false medium-he is taken up on points, which are perhaps accidental portions of his pages,—and hence it is a common saying, of more than one popular author of the day, that they have never been closely analysed, and consequently, that they are not understood. This is a mortification, and although praise qualifies it, the man who is thus misunderstood, is ever uncomfortable in placing a new book before the public. -His strength, his peculiar literary impress, he
knows to be passed over, and he fears, lest the particulars, with which his critics have chosen to mark him, should be found wanting—they are not essentials of his moral and intellectual stamina, and consequently may be overlooked or exaggerated by him.
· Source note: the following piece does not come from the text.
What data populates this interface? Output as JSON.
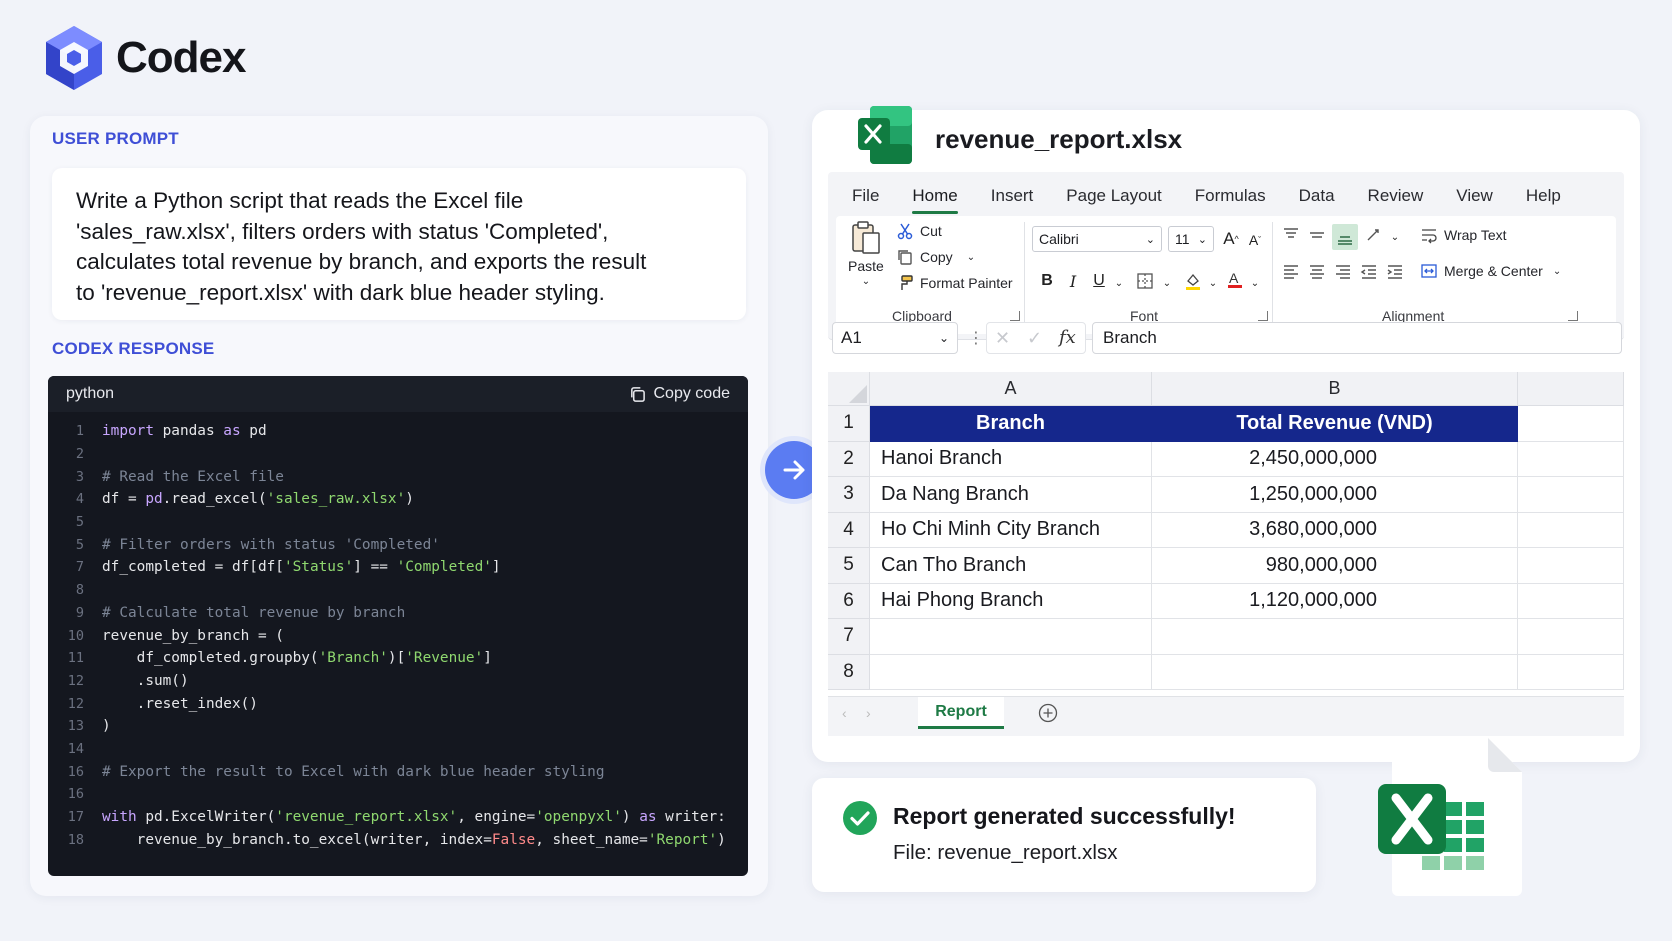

In this dilemma, fortunately for ourselves, we are not placed.— With one voice, and as it were with one accord, the intellectual and literary portion of the press, have spoken the same language of · OLD MAIDS, and what is more, have spoken precisely the language, it has been our wish, that they should speak- We say fortunately, because our very title exposed us to a sneer, on the opening of the work—Had this been taken advantage of, the Sisterhood,' whom we were especially anxious that our book should reach, would have been frightened from us. We rejoice that it has not been so, and in placing our Second Edition before the reading public, we have only to express our acknowledgments, for the favourable reception of the First.
Champion Hill, 22nd May, 1835.